The meeting began Monday with a five-hour session, the first time since the 1979 Islamic Revolution that US and Iranian negotiators have held direct, official nuclear talks.
The two sides have met informally before, notably in a secret session last year in Oman which helped coax Tehran back to the negotiating table.
They have also sat down within the P5+1 process that involves world powers talking to Iran.
The P5+1, made up of the five permanent UN Security Council members Britain, China, France, Russia and the United States, plus Germany, secured an interim deal with Iran in November after marathon talks in Geneva.
The deadline for a final accord was July 20, but several players including Iran have already said a six-month extension may be needed.
Washington and the other P5+1 states are seeking solid commitments that will ensure Iran's stated desire for a peaceful atomic energy program is not a covert attempt to build a nuclear bomb.
The ongoing talks seek to turn an interim deal reached in November into a permanent agreement. Under the interim deal, Iran committed to limit its uranium enrichment to five percent and is gradually winning access to $4.2 billion of its oil revenues frozen abroad and some other sanctions relief.
They are then due to head to Rome to meet with Russian officials, then hold talks in Tehran with Germany on Sunday.
"Bilateral discussions offer a much more effective platform for conducting real bargaining than the cumbersome committee-type discussions in the P5+1 framework," said Ali Vaez, senior Iran analyst at the International Crisis Group.
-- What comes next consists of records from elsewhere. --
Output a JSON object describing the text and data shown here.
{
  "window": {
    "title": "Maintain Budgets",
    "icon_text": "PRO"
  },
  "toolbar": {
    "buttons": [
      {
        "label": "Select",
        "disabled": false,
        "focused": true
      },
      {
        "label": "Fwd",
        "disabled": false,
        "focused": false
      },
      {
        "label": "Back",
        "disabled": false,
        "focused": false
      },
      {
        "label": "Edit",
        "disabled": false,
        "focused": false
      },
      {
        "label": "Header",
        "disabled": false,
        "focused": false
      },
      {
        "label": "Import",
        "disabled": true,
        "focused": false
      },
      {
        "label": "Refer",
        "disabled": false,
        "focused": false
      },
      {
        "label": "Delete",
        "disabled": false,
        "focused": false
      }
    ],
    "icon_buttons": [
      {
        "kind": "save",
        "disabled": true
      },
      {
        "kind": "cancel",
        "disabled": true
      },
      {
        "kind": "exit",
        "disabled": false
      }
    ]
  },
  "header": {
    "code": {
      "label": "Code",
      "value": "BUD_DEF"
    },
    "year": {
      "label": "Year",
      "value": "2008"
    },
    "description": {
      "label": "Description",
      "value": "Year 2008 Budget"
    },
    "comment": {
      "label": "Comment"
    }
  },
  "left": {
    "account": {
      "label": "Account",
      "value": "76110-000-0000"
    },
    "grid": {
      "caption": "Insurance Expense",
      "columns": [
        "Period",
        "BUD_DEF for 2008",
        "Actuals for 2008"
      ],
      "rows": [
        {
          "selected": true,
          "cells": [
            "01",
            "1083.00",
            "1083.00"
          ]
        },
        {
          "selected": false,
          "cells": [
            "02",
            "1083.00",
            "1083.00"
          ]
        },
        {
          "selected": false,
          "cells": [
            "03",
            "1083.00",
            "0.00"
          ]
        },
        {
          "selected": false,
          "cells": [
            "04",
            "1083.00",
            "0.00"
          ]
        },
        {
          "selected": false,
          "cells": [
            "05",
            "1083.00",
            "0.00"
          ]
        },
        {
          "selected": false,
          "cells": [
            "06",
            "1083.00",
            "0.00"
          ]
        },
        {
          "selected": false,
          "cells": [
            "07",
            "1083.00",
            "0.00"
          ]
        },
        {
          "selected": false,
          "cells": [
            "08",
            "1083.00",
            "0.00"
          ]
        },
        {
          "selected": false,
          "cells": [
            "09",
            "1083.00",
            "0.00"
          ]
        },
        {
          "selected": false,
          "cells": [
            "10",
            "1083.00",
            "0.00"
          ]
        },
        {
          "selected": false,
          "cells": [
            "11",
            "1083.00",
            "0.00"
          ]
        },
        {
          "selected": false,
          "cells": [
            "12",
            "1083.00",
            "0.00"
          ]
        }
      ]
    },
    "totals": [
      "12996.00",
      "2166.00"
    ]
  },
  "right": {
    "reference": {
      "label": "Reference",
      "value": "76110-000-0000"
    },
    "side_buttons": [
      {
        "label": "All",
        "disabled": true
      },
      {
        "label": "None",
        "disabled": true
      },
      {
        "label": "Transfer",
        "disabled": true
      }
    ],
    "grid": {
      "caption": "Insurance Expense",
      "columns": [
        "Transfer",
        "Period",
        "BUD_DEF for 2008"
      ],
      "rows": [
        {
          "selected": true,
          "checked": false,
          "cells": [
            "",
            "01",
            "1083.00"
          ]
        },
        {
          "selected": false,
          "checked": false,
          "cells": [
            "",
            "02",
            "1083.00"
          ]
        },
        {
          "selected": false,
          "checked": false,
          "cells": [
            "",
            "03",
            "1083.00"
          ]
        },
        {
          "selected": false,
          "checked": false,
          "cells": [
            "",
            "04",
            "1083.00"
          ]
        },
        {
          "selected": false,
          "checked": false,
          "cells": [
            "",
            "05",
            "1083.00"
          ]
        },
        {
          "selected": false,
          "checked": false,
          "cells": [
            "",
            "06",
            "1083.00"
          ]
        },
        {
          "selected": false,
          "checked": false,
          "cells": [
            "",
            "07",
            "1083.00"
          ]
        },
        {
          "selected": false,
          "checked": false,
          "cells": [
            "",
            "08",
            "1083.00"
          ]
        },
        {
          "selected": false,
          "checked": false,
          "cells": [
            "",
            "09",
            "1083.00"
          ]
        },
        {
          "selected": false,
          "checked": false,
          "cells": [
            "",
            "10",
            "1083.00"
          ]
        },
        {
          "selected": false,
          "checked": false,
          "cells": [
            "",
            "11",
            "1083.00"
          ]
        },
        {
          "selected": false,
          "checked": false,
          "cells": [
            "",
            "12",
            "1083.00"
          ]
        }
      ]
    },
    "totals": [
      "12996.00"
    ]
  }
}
"The two major sticking points are Iran's future enrichment capacity and sanctions relief," he said.
The goal of the bilateral talks is to prepare a June 16-20 meeting between Iran and the P5+1 in Vienna, where they aim to set down details of the final deal. The last round in Vienna in May yielded little.
'Fate of the world' at hand
Intelligence Minister Yuval Steinitz stressed Monday at the Herzliya conference that the stakes are high in the news round of talks.
"Any international agreement that leaves Iran on the threshold of nuclear capability is worse than no agreement at all," he said. "What is now at hand is not just the fate of Israel in the Middle East but the fate of the world."
Brigadier General Itai Brun, who heads the Israeli military's research division, said Iran now appeared to be talking "in earnest" about a final deal thanks to international pressure, adding that he expected an accord this year.
Iran's negotiators, meanwhile, must answer to domestic hardliners who say the country's red lines must not be crossed.
Former nuclear negotiator turned speaker of parliament, the tough-talking Ali Larijani, said Tuesday it was crucial to protect "the rights of Iranians" as well as the "scientific achievements of the peaceful activities" of the Islamic republic's researchers.
After Monday's first day of talks, Washington said more effort was needed.
"We think we've made progress during some rounds, but as we said coming out of the last one, we hadn't seen enough made. We hadn't seen enough realism, quite frankly, on the table," said deputy State Department spokeswoman Marie Harf.
"People need to make tough choices, but we are very focused on that July 20th time," she said.
Iran's deputy foreign minister and nuclear pointman Abbas Araqchi said Monday's dialogue "took place in a positive climate and was constructive," according to Iran's ISNA news agency, and may be extended for another six months.